For example, we have a significant number - 123456789. If we put a comma after the first character (1.23456789), then we can change this number to the nearest 0.00000001. But if you put a comma before the last character (12345678.9), then the accuracy will be 0.1.

If we use 32-bit numbers, then any such number accurately conveys 7 characters. This allows the application to run for about 70 hours without visible problems. It is about the time when the user sees the running game, and not on a pause or in a minimized state. Big enough stock, isn't it?

But the fact is that many mobile devices only support 16-bit floating-point numbers in a pixel (fragment) shader. In such numbers, there are only 4 exact signs, which leads to a noticeable loss of accuracy when animating textures in 10-15 minutes.

Looking for a solution:

- We divided the reasons for the loss of accuracy into three groups:
- When transmitting - the value is converted from 32 bits to 16 bits.
- In the calculation, an attempt is made to operations with numbers of different orders.
- At overflow - any floating-point number has its maximum and minimum value.

It is unrealistic to solve the problem on each specific device, so we focused on visualizing the error on the PC when creating the effect and taking measures to eliminate it in advance.

On a PC, there is no way to directly emulate the 16-bit mode. The video card driver automatically converts all 16-bit instructions to 32 bits, and you can visually track the loss of accuracy only after a long time. Therefore, to visualize artifacts from loss of accuracy, we wrote our own time and extension manager for shaders.

**Time manager**Our “debugging” time starts a few hours ahead of schedule. Thus, the artist can immediately see problems with the effect. Also, the manager automatically resets the time each time the application is paused or minimized.
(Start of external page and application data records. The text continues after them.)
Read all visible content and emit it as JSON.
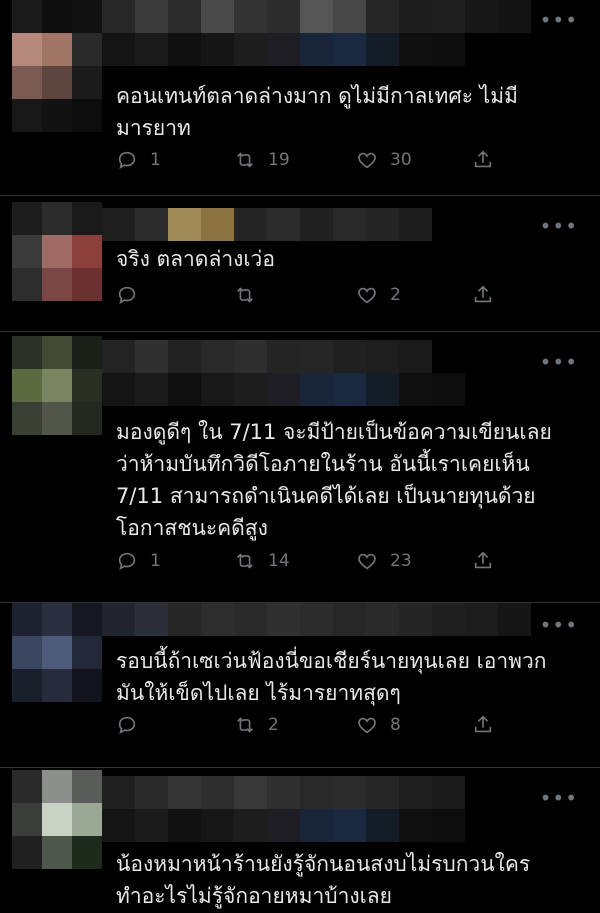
{
  "tweets": [
    {
      "text": "คอนเทนท์ตลาดล่างมาก ดูไม่มีกาลเทศะ ไม่มี\nมารยาท",
      "replies": "1",
      "retweets": "19",
      "likes": "30",
      "avatar_colors": [
        "#1b1b1b",
        "#0e0e0e",
        "#111",
        "#b58a7c",
        "#a17566",
        "#2a2a2a",
        "#7a5a52",
        "#5d4640",
        "#1a1a1a",
        "#181818",
        "#121212",
        "#0d0d0d"
      ],
      "header_colors": [
        "#272727",
        "#3a3a3a",
        "#2b2b2b",
        "#494949",
        "#333",
        "#2c2c2c",
        "#555",
        "#474747",
        "#262626",
        "#1c1c1c",
        "#1f1f1f",
        "#171717",
        "#131313"
      ],
      "header2_colors": [
        "#141414",
        "#1a1a1a",
        "#101010",
        "#161616",
        "#1d1d1d",
        "#1e1e24",
        "#18253a",
        "#192a40",
        "#141c28",
        "#101010",
        "#0d0d0d"
      ]
    },
    {
      "text": "จริง ตลาดล่างเว่อ",
      "replies": "",
      "retweets": "",
      "likes": "2",
      "avatar_colors": [
        "#1c1c1c",
        "#2c2c2c",
        "#191919",
        "#3a3a3a",
        "#a06a66",
        "#8a3f3b",
        "#2d2d2d",
        "#7a4545",
        "#6b2f2f"
      ],
      "header_colors": [
        "#1e1e1e",
        "#2b2b2b",
        "#a08b58",
        "#8a7340",
        "#252525",
        "#2c2c2c",
        "#212121",
        "#292929",
        "#242424",
        "#1d1d1d"
      ]
    },
    {
      "text": "มองดูดีๆ ใน 7/11 จะมีป้ายเป็นข้อความเขียนเลย\nว่าห้ามบันทึกวิดีโอภายในร้าน อันนี้เราเคยเห็น\n7/11 สามารถดำเนินคดีได้เลย เป็นนายทุนด้วย\nโอกาสชนะคดีสูง",
      "replies": "1",
      "retweets": "14",
      "likes": "23",
      "avatar_colors": [
        "#2c3127",
        "#434a33",
        "#1c1f18",
        "#5b6a3f",
        "#7b8461",
        "#2b2f22",
        "#3a3f33",
        "#52564a",
        "#25281f"
      ],
      "header_colors": [
        "#232323",
        "#303030",
        "#222",
        "#292929",
        "#2e2e2e",
        "#242424",
        "#262626",
        "#202020",
        "#1e1e1e",
        "#1a1a1a"
      ],
      "header2_colors": [
        "#141414",
        "#1a1a1a",
        "#101010",
        "#181818",
        "#1d1d1d",
        "#1e1e24",
        "#18253a",
        "#192a40",
        "#141c28",
        "#101010",
        "#0d0d0d"
      ]
    },
    {
      "text": "รอบนี้ถ้าเซเว่นฟ้องนี่ขอเชียร์นายทุนเลย เอาพวก\nมันให้เข็ดไปเลย ไร้มารยาทสุดๆ",
      "replies": "",
      "retweets": "2",
      "likes": "8",
      "avatar_colors": [
        "#1d2230",
        "#2b3040",
        "#151820",
        "#3a4560",
        "#4d5a7a",
        "#222838",
        "#1b1f2b",
        "#262c3c",
        "#11141c"
      ],
      "header_colors": [
        "#22252e",
        "#2b2e36",
        "#262626",
        "#2d2d2d",
        "#2a2a2a",
        "#303030",
        "#2c2c2c",
        "#272727",
        "#2a2a2a",
        "#242424",
        "#1f1f1f",
        "#1c1c1c",
        "#161616"
      ]
    },
    {
      "text": "น้องหมาหน้าร้านยังรู้จักนอนสงบไม่รบกวนใคร\nทำอะไรไม่รู้จักอายหมาบ้างเลย",
      "replies": "",
      "retweets": "",
      "likes": "",
      "avatar_colors": [
        "#2a2a2a",
        "#8d8f8d",
        "#5a5c5a",
        "#3b3d3b",
        "#c9d1c3",
        "#9aa896",
        "#202020",
        "#4d574b",
        "#1e2a1c"
      ],
      "header_colors": [
        "#202020",
        "#2a2a2a",
        "#353535",
        "#2e2e2e",
        "#383838",
        "#303030",
        "#292929",
        "#2b2b2b",
        "#262626",
        "#1e1e1e",
        "#1a1a1a"
      ],
      "header2_colors": [
        "#151515",
        "#1b1b1b",
        "#121212",
        "#171717",
        "#1d1d1d",
        "#1e1e24",
        "#18253a",
        "#192a40",
        "#141c28",
        "#101010",
        "#0d0d0d"
      ]
    }
  ]
}
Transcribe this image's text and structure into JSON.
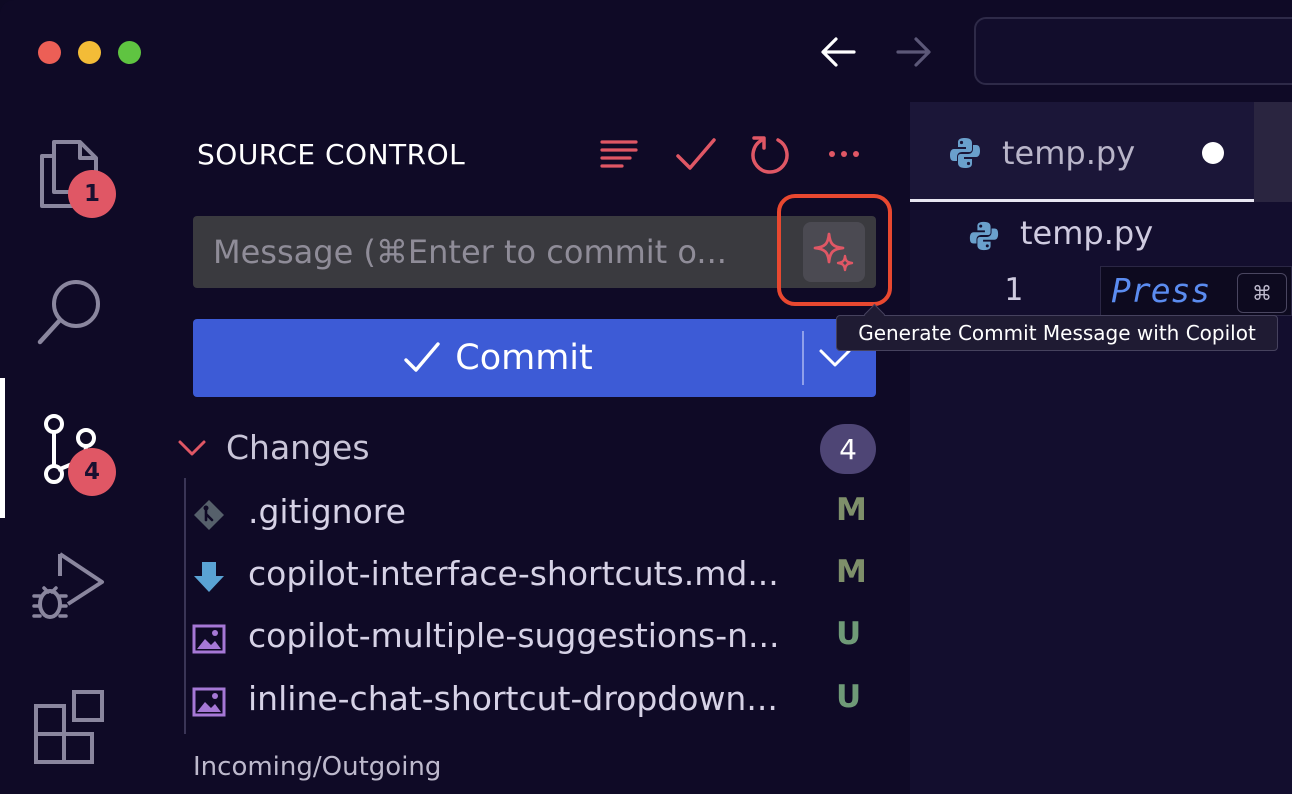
{
  "window": {
    "controls": [
      "close",
      "minimize",
      "zoom"
    ]
  },
  "titlebar": {
    "back_icon": "arrow-left-icon",
    "forward_icon": "arrow-right-icon"
  },
  "activity_bar": {
    "items": [
      {
        "name": "explorer",
        "icon": "files-icon",
        "badge": "1"
      },
      {
        "name": "search",
        "icon": "search-icon"
      },
      {
        "name": "source-control",
        "icon": "source-control-icon",
        "badge": "4",
        "active": true
      },
      {
        "name": "run-debug",
        "icon": "run-debug-icon"
      },
      {
        "name": "extensions",
        "icon": "extensions-icon"
      }
    ]
  },
  "source_control": {
    "title": "SOURCE CONTROL",
    "actions": [
      "view-as-tree-icon",
      "commit-check-icon",
      "refresh-icon",
      "more-icon"
    ],
    "message_placeholder": "Message (⌘Enter to commit o...",
    "sparkle_icon": "sparkle-icon",
    "commit_label": "Commit",
    "changes_label": "Changes",
    "changes_count": "4",
    "files": [
      {
        "name": ".gitignore",
        "status": "M",
        "icon": "git-file-icon"
      },
      {
        "name": "copilot-interface-shortcuts.md...",
        "status": "M",
        "icon": "markdown-download-icon"
      },
      {
        "name": "copilot-multiple-suggestions-n...",
        "status": "U",
        "icon": "image-file-icon"
      },
      {
        "name": "inline-chat-shortcut-dropdown...",
        "status": "U",
        "icon": "image-file-icon"
      }
    ],
    "incoming_outgoing_label": "Incoming/Outgoing"
  },
  "tooltip": {
    "text": "Generate Commit Message with Copilot"
  },
  "editor": {
    "tab_label": "temp.py",
    "breadcrumb_label": "temp.py",
    "line_number": "1",
    "ghost_text": "Press",
    "kbd": "⌘"
  },
  "colors": {
    "background": "#0f0a26",
    "accent_red": "#e05765",
    "commit_blue": "#3d5bd6",
    "highlight_ring": "#e84830"
  }
}
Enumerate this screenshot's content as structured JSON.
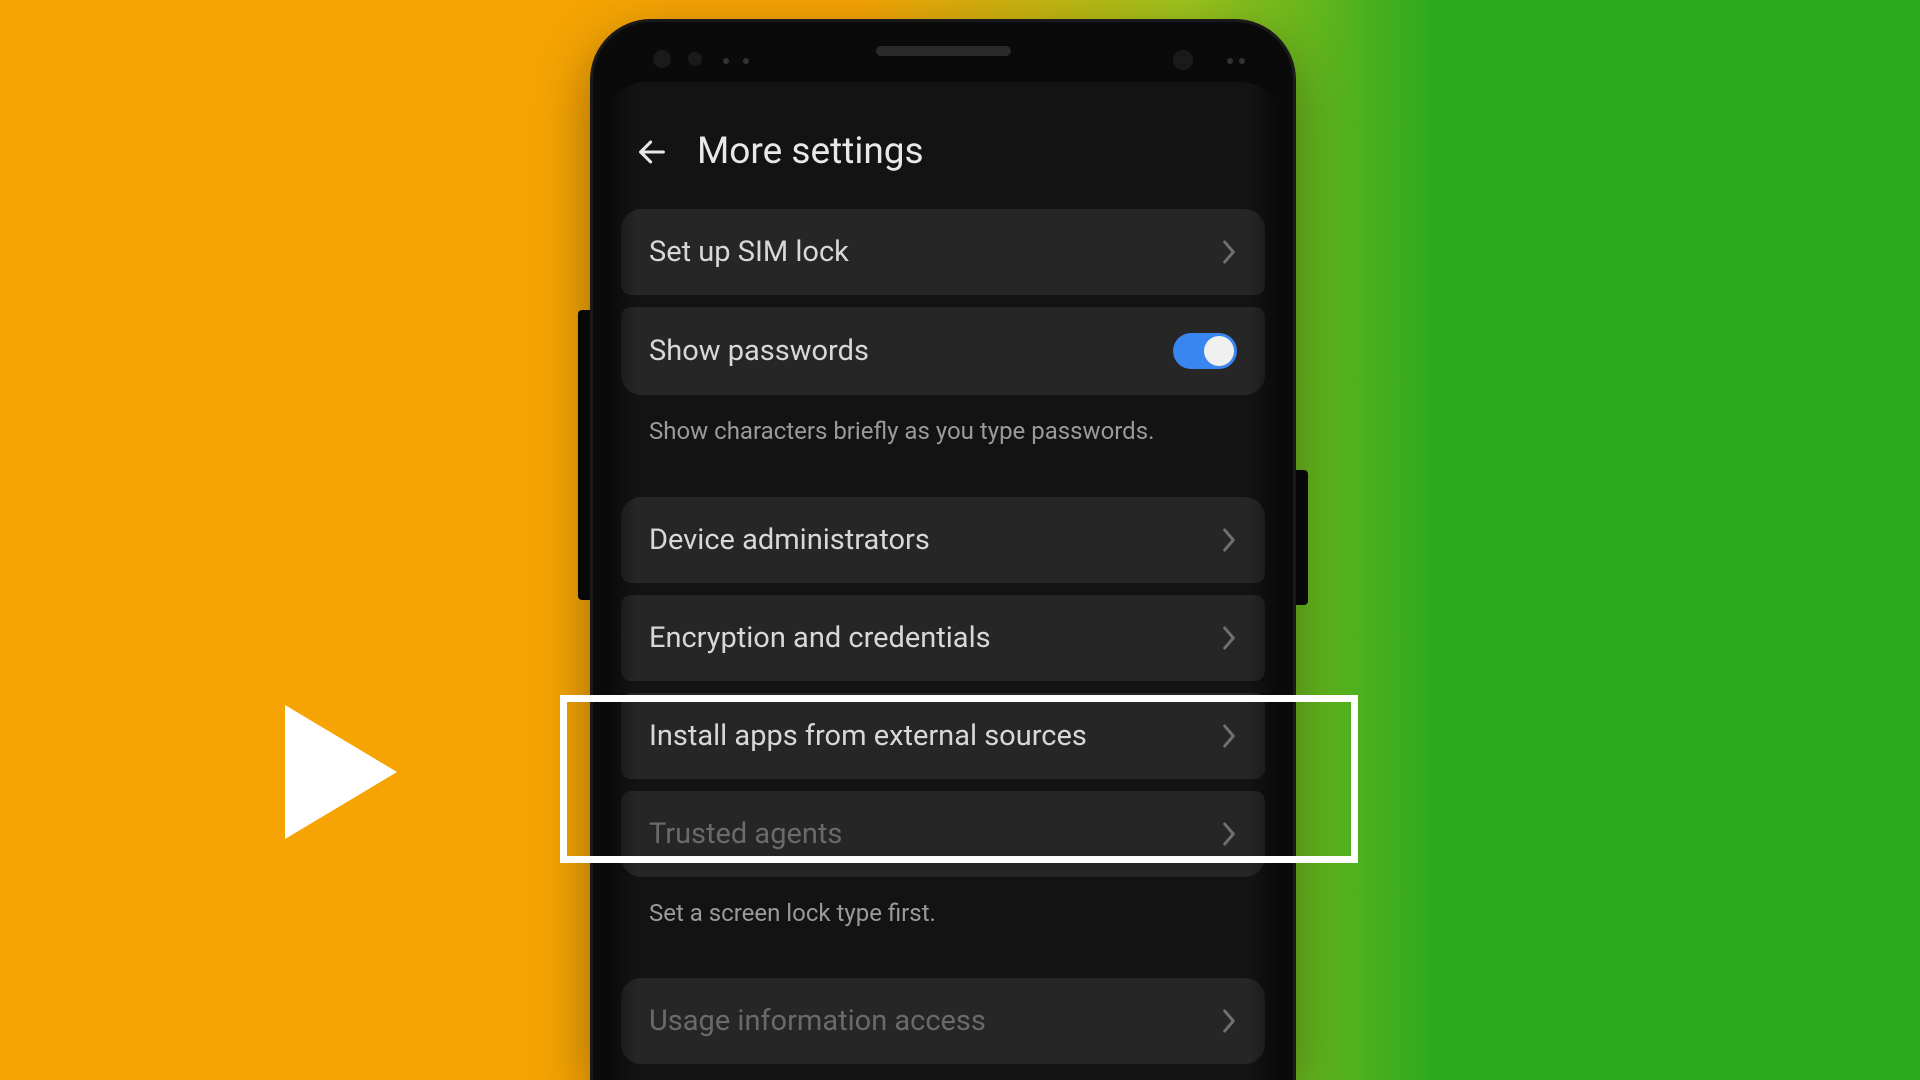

It is at this moment that the jump in effects is the least noticeable to the player.

With the advent of the Scriptable Rendering Pipeline process control system in the new version of Unity, we were able to abandon a separate time management script and do everything directly when creating the frame.

**Shader Extensions**The idea was to overload a 32-bit floating-point number in the same way that 16-bit was overloaded. It was necessary to shift a significant part by a certain number of bits. But bit operations are not available for Shader Model 2.0, and in addition, the use of a higher shader model leads to the engine ceasing to warn effects artists about too complex calculations for mobile devices and the effect budget is exceeded.

We decided to make the most accurate imitating algorithm, which will allow us to obtain the desired result.

- Add some large number to the original. This large number itself is determined by the number of characters of the main number.
- Subtract it. You need to trick the compiler, which will automatically reduce the operation. To do this, we introduce a slight error in the number after the increase.

Thus, changing the shader a bit, we get a visually identical image for weak devices. This allows our artists to control the process of developing effects and reduces the number of errors in the work.

**Hint: frac to help.**When working on effects, strive to ensure that all numbers responsible for the smoothness of the effect and requiring accuracy are in the range from 0 to 1. Use for this the operation of cutting off the integer part - frac (x).

In essence, frac is the casting of a floating-point number to an integer, followed by subtracting this integer from the original. That is, frac = x - floor (x).

Since this operation uses the original number in its original form, loss of accuracy can occur at the stage of transferring this number inside the shader. Therefore, we recommend using a time that does not increase to large values. It is good practice to force time to zero at boot times or at times when the game interface overlaps the game level.

The work done has significantly reduced the number of visual errors. Our artists got the opportunity to control the process of creating effects without a long and complicated test on mobile devices.